* What you will do
Return each record exactly as it appears, so that nothing is dropped or altered.
(Beginning of Input)
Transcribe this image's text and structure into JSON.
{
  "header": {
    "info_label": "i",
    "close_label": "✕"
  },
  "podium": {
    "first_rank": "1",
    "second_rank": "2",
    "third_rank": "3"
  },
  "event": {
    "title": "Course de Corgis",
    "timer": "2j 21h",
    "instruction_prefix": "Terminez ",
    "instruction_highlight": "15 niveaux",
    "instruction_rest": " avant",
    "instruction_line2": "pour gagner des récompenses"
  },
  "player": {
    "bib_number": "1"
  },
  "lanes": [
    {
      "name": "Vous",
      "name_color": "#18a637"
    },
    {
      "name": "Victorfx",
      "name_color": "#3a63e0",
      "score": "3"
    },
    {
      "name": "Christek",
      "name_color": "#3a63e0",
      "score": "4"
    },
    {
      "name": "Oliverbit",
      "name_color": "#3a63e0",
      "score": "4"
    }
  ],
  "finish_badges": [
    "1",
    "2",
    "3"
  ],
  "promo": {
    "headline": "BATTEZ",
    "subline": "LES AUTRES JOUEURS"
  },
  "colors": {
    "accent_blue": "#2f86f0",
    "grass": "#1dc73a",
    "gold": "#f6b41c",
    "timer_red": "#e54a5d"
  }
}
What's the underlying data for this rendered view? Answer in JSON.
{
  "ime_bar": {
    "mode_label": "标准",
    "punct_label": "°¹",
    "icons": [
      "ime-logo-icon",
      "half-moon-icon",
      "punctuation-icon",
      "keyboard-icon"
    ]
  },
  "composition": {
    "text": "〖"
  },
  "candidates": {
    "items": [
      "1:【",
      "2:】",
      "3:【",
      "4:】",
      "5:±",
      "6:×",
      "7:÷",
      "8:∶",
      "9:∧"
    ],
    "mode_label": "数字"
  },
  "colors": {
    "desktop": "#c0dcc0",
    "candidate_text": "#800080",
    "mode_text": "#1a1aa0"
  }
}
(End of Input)
* Solution to this problem
Transcribe this image's text and structure into JSON.
{
  "header": {
    "info_label": "i",
    "close_label": "✕"
  },
  "podium": {
    "first_rank": "1",
    "second_rank": "2",
    "third_rank": "3"
  },
  "event": {
    "title": "Course de Corgis",
    "timer": "2j 21h",
    "instruction_prefix": "Terminez ",
    "instruction_highlight": "15 niveaux",
    "instruction_rest": " avant",
    "instruction_line2": "pour gagner des récompenses"
  },
  "player": {
    "bib_number": "1"
  },
  "lanes": [
    {
      "name": "Vous",
      "name_color": "#18a637"
    },
    {
      "name": "Victorfx",
      "name_color": "#3a63e0",
      "score": "3"
    },
    {
      "name": "Christek",
      "name_color": "#3a63e0",
      "score": "4"
    },
    {
      "name": "Oliverbit",
      "name_color": "#3a63e0",
      "score": "4"
    }
  ],
  "finish_badges": [
    "1",
    "2",
    "3"
  ],
  "promo": {
    "headline": "BATTEZ",
    "subline": "LES AUTRES JOUEURS"
  },
  "colors": {
    "accent_blue": "#2f86f0",
    "grass": "#1dc73a",
    "gold": "#f6b41c",
    "timer_red": "#e54a5d"
  }
}
What's the underlying data for this rendered view? Answer in JSON.
{
  "ime_bar": {
    "mode_label": "标准",
    "punct_label": "°¹",
    "icons": [
      "ime-logo-icon",
      "half-moon-icon",
      "punctuation-icon",
      "keyboard-icon"
    ]
  },
  "composition": {
    "text": "〖"
  },
  "candidates": {
    "items": [
      "1:【",
      "2:】",
      "3:【",
      "4:】",
      "5:±",
      "6:×",
      "7:÷",
      "8:∶",
      "9:∧"
    ],
    "mode_label": "数字"
  },
  "colors": {
    "desktop": "#c0dcc0",
    "candidate_text": "#800080",
    "mode_text": "#1a1aa0"
  }
}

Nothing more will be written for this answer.